Brief => Among the entries below, find each line with "prediction" and show it.

Excerpts from an interface dataset =>
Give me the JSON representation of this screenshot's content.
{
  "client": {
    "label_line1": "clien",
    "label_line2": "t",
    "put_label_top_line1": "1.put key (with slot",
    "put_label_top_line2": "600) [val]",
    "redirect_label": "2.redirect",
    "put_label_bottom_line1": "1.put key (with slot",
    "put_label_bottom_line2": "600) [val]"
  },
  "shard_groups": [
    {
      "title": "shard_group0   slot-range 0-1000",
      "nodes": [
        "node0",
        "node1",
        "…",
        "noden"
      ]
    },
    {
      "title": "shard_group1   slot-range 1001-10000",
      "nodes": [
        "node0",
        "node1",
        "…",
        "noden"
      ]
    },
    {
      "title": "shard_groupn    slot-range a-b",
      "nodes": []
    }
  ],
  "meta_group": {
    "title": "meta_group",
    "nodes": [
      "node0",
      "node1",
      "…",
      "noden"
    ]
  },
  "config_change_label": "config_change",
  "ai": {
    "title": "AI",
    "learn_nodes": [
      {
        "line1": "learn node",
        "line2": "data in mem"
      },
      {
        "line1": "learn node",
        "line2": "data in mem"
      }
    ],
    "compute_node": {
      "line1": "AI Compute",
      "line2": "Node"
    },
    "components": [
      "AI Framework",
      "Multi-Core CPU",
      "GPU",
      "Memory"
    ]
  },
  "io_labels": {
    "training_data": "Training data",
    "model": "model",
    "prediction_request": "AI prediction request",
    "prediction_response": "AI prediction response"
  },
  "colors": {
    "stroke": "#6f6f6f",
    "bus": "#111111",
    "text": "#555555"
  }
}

Solution for this task =>
    "prediction_request": "AI prediction request",
    "prediction_response": "AI prediction response"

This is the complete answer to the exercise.